**About this exercise**
Return every line from the listing where the word "true" occurs.

===== Recorded data

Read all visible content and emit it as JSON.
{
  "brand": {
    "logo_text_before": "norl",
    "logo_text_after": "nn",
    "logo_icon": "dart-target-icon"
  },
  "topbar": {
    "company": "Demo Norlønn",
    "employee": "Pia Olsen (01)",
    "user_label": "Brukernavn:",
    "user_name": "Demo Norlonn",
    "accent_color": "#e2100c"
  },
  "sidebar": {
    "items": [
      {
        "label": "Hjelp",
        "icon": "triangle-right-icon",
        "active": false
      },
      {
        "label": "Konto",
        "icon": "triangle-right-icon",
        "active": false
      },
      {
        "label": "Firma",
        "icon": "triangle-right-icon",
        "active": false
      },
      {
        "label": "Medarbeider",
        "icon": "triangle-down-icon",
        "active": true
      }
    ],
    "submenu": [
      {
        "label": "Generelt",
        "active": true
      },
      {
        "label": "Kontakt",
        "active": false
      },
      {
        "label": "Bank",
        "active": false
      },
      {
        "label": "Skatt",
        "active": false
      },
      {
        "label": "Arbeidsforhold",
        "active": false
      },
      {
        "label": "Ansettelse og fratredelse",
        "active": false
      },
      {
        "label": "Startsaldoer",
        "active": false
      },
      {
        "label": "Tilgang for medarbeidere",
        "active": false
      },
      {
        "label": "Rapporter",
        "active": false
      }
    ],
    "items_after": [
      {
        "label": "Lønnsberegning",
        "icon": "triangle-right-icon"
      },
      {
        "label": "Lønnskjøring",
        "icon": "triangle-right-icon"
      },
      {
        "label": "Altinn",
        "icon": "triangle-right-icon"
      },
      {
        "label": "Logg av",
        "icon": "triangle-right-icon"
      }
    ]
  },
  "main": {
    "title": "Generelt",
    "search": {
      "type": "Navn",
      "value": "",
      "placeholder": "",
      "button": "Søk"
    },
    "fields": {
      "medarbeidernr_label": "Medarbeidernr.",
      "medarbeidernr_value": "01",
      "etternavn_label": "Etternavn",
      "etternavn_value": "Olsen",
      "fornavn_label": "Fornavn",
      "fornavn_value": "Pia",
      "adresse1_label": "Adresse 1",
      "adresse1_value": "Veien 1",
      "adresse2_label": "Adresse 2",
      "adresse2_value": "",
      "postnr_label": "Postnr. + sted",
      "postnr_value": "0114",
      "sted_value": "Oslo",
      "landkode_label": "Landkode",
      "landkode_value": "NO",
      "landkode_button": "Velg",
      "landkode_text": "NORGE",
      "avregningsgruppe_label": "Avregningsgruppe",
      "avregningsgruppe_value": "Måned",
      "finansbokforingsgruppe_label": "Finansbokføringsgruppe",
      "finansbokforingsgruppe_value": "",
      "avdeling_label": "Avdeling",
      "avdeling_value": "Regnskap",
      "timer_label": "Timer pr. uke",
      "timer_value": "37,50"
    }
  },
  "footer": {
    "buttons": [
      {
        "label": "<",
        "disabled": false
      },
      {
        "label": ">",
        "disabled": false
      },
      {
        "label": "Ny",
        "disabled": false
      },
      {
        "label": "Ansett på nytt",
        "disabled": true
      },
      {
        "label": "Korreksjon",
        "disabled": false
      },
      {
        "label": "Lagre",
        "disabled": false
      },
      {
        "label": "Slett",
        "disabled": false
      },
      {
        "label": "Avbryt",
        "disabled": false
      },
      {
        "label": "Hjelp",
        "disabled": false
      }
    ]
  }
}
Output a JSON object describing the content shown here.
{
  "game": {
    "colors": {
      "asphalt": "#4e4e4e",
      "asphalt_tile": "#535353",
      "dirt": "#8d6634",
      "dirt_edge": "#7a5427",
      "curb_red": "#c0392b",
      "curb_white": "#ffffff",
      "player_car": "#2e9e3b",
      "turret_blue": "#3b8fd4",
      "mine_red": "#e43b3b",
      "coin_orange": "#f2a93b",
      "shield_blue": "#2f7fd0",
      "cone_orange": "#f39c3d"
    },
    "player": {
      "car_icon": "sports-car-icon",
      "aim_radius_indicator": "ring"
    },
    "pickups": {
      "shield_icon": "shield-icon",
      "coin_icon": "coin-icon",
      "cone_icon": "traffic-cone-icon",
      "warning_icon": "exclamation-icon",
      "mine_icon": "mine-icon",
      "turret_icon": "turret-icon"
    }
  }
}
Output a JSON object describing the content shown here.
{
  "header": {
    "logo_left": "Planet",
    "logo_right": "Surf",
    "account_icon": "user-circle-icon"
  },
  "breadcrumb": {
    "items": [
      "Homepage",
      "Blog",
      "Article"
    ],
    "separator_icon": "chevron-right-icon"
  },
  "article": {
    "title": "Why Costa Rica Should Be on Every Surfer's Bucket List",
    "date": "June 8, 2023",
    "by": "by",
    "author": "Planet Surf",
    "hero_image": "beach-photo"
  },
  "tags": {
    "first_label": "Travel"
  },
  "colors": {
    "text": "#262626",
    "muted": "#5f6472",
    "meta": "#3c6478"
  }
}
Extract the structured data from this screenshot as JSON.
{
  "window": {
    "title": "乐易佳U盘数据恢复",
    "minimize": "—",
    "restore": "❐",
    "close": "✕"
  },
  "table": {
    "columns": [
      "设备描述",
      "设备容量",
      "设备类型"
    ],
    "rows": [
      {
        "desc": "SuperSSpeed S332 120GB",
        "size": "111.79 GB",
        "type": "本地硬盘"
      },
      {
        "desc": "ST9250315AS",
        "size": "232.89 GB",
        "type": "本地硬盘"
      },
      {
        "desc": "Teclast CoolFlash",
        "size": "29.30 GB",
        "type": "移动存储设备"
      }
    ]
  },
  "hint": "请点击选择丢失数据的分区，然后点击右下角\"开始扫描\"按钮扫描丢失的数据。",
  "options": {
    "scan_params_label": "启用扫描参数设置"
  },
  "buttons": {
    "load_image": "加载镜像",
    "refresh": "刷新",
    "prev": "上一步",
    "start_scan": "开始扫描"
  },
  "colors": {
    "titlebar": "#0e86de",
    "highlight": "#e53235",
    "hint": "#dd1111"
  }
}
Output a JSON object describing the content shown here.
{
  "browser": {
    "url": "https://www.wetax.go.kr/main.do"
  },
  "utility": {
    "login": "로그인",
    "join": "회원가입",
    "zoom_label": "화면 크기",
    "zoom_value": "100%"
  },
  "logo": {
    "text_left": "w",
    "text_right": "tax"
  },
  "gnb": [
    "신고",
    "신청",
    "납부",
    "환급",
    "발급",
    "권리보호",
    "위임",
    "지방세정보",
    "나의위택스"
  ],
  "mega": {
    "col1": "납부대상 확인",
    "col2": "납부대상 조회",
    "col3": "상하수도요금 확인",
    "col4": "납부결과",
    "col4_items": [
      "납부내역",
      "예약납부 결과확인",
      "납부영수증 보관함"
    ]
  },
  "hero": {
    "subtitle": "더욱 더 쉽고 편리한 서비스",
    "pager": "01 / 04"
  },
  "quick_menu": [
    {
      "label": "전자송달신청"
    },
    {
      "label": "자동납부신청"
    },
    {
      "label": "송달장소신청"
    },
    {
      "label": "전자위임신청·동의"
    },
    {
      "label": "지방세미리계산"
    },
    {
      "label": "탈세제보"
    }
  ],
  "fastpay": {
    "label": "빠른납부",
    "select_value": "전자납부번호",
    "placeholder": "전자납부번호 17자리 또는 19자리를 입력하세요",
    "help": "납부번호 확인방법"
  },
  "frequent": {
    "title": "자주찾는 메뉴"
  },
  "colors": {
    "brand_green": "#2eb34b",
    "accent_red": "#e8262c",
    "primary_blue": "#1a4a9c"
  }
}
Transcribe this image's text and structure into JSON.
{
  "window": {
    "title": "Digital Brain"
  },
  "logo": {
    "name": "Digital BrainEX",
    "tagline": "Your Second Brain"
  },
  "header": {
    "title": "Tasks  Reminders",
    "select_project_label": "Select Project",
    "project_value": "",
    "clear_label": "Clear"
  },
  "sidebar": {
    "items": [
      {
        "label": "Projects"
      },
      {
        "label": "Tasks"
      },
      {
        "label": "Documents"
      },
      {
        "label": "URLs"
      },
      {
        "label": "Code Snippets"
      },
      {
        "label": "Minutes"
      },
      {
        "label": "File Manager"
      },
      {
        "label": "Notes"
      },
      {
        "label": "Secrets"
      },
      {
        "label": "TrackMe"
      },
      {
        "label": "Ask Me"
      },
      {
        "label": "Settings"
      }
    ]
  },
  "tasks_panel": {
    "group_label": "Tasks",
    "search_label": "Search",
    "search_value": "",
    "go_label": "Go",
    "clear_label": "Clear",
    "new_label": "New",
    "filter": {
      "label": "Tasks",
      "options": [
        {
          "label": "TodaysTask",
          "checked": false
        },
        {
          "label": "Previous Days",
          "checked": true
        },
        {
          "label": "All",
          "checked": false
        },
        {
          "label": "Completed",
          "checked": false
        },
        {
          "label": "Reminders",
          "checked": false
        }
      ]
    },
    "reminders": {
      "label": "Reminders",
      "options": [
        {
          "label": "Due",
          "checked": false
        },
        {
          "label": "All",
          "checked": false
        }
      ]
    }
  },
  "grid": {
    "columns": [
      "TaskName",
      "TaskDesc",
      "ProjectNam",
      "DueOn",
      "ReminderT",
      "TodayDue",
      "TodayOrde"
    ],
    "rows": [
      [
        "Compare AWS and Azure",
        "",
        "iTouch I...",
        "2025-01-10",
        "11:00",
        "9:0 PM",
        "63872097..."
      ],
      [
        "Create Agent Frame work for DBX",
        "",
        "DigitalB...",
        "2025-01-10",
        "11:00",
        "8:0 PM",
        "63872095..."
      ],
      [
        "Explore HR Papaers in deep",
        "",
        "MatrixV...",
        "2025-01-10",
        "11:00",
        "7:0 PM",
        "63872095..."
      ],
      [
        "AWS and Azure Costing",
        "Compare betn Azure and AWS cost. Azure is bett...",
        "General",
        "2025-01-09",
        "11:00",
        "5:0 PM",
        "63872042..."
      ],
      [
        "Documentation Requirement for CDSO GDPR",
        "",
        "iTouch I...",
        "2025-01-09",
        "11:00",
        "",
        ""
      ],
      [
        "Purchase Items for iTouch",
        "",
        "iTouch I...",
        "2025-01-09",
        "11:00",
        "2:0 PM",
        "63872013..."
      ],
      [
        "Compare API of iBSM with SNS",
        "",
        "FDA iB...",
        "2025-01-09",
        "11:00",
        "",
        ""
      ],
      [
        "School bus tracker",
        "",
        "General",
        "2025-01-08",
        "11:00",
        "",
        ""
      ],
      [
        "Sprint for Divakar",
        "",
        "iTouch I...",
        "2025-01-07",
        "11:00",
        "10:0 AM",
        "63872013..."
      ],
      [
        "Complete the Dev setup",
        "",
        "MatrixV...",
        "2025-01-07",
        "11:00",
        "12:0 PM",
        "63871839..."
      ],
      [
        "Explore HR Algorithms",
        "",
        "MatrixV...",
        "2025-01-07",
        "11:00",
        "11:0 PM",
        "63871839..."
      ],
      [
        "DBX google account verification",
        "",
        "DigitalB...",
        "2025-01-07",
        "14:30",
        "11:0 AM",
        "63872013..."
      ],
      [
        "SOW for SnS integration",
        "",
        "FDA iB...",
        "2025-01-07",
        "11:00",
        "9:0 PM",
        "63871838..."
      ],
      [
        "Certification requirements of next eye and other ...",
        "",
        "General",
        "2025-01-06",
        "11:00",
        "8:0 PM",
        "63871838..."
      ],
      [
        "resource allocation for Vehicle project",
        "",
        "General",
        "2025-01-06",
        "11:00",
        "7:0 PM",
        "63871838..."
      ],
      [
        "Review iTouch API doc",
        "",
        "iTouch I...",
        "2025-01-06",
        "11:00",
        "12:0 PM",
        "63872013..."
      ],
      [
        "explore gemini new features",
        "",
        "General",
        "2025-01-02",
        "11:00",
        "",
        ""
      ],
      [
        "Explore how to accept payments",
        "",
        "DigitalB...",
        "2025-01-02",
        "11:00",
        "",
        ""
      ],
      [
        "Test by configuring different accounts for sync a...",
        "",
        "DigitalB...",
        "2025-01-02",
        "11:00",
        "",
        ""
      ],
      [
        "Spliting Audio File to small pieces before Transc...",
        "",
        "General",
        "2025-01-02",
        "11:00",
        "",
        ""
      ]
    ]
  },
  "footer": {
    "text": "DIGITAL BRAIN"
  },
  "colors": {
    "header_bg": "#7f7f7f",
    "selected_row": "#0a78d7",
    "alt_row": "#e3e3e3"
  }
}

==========

**Solved exercise**
        "active": true
        "active": true
        "disabled": true
          "checked": true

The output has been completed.